Methods and theory of art history (12055D)
M 9:00 am—11:50 am
This course introduces students to the methodologies, theories, and critical traditions that have shaped the discipline.
Categories and Collections (12058D)
M 2:00 pm—4:50 pm
Since its inception in eighteenth-century Europe, the museum has provided modern nation-states with a powerful tool to display and define their own cultures and those from around the world. This seminar will take the museum as the critical lens through which to examine the collecting and display of Asian art in relation to conceptualizations of Asia that gained currency in the cultural and geopolitical milieu of modernity. The dual focus allows for in-depth inquiries into interregional and intraregional connections that manifested in the workings of the art market, museological practices, and art-historical discourses across Europe, the Americas, and Asia from the nineteenth century to the present day. Through a series of case studies, we will consider some of the fundamental questions in the history of collecting and display: How did an assemblage of objects represent a culture?
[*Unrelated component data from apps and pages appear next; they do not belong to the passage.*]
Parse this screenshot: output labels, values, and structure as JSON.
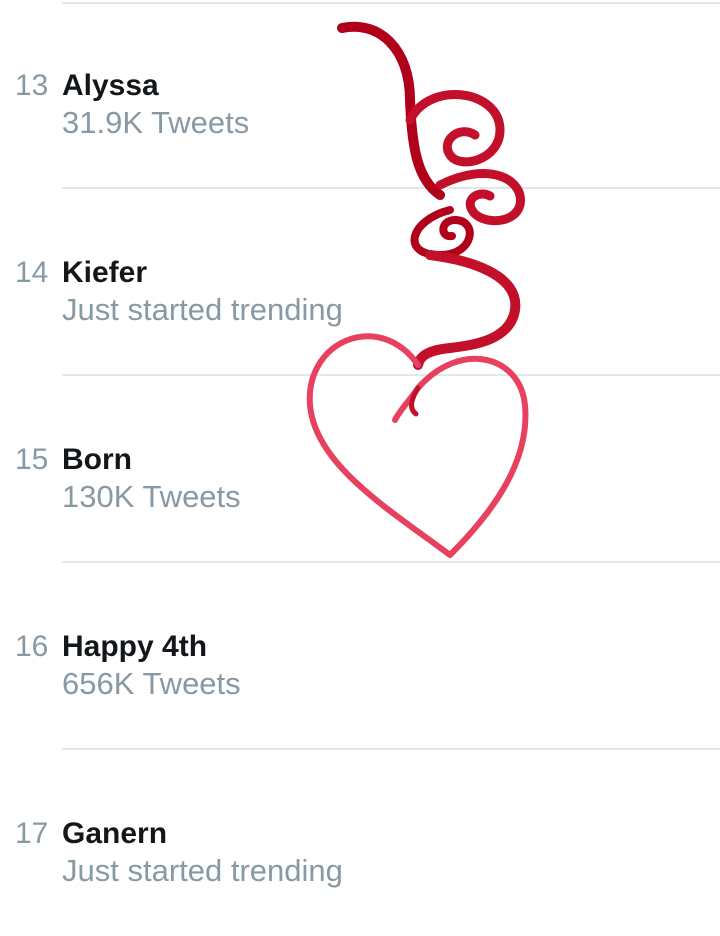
{
  "trends": [
    {
      "rank": "13",
      "name": "Alyssa",
      "meta": "31.9K Tweets"
    },
    {
      "rank": "14",
      "name": "Kiefer",
      "meta": "Just started trending"
    },
    {
      "rank": "15",
      "name": "Born",
      "meta": "130K Tweets"
    },
    {
      "rank": "16",
      "name": "Happy 4th",
      "meta": "656K Tweets"
    },
    {
      "rank": "17",
      "name": "Ganern",
      "meta": "Just started trending"
    }
  ],
  "colors": {
    "divider": "#e1e8ed",
    "muted_text": "#8899a6",
    "primary_text": "#14171a",
    "ribbon_dark": "#b0001a",
    "ribbon_light": "#e8405f"
  },
  "decoration": {
    "icon": "ribbon-heart-icon"
  }
}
Why was it necessary to frame the representation of a country in relation to that of a region? Why were certain countries regarded as better partners in articulating a shared identity of Asian nations than others? In what ways did object types affect the decision to include and/or exclude particular cultures in an assemblage? Who were involved in determining the cultural meanings of these objects, and who were the audiences?
This seminar offers a semester-long preview of an international symposium that the instructor is co-organizing with colleagues at Los Angeles County Museum of Art, to be held at USC and LACMA in January 2015. Some of the speakers from this event will meet with the class to discuss their paper topics and related readings either on campus or at the museum.
*The classes and times listed are subject to change.